An offset account is a separate transaction account, usually allows you to access your funds instantly, and is protected under the Financial Claims Scheme. Read more to find out the other differences.
May 26, 2020 • 2 min read
Offset accounts differ from redraw facilities in a number of important ways. While they are similar in function – both are a means to store funds and reduce the amount of interest you pay – they have nuances of their own, too.
So. How are they different and which one best suits your requirements?
An offset accounts is a separate transaction account. The money in your offset account is calculated daily, but you'll only see the offset amount applied at the end of the month when your interest amount appears on your statement.
A redraw facility allows you to access any additional payments you have made to your home loan - you can't withdraw the money you've repaid on your loan. The extra repayments can be regular payments over the minimum, or from a lump sum payment.
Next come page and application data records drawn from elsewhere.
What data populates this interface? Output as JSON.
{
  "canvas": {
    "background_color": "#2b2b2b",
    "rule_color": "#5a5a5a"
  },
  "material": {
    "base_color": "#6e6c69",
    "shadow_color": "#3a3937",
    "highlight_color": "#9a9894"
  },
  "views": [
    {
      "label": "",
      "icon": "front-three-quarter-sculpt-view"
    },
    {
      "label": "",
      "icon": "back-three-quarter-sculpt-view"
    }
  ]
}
Money is easily accessible like it would be for any account, and typically comes with a card that you can use at ATMs , EFTPOS machines, and online shopping – it’s more convenient because you can access the money instantly vs. the delay you may experience with transferring from a redraw account.
Money is accessible via your home loan account and is typically transferred into another account (i.e. savings, everyday or offset account), so it can take a couple of days before it lands in your account.
Not always available with a fixed rate loan – but don’t worry, it is with Tiimely Home.
Additional repayments are not always allowed for fixed rate loans, or the amount is capped per annum, like Tiimely - we allow up to $20,000 in additional repayments on fixed rate loans
Protected under the Financial Claims Scheme (FCS) for up to $250,000 (note you're only protected for up to $250,000 per account holder per ADI licence holder - so anything above $250,000 per institution, is not covered under the guarantee - and wow, good on you for having some hefty savings).
The additional repayments have technically been paid to the lender so, they belong to the lender. A redraw facility is them allowing you to access the excess funds. Technically lenders can change their mind about offering this facility and sometimes without notice.
Minor catch: Unlike some other lenders, at Tiimely Home we don't build the cost of the offset account into our interest rate. You simply pay $10 per month for the feature instead.
Online redraws are typically free (manual redraws – i.e. calling up and request a withdraw process, can incur a cost).
Both can be helpful by
Reducing the amount of interest you pay on your loan (just so we’re clear).
Decreasing the amount of tax you pay, i.e. if you were earning interest in a savings account, that would be considered income and is taxable.
For investors: there may be tax implications if you decide to bring your loan balance down through extra repayments and accumulate the amount in a redraw facility. You would need to demonstrate that the use of these funds are for investment purposes to be able to claim them as tax deductions vs. funds sitting in an offset account where the ‘fund purpose’ test would not apply (because the full loan amount would be tax deductible). Head over to the ATO or speak to a registered tax adviser to find out if this applies to you.
Allowing you to build good savings habits by encouraging you to pay a little extra or putting away money (and save more while you’re at it, win-win)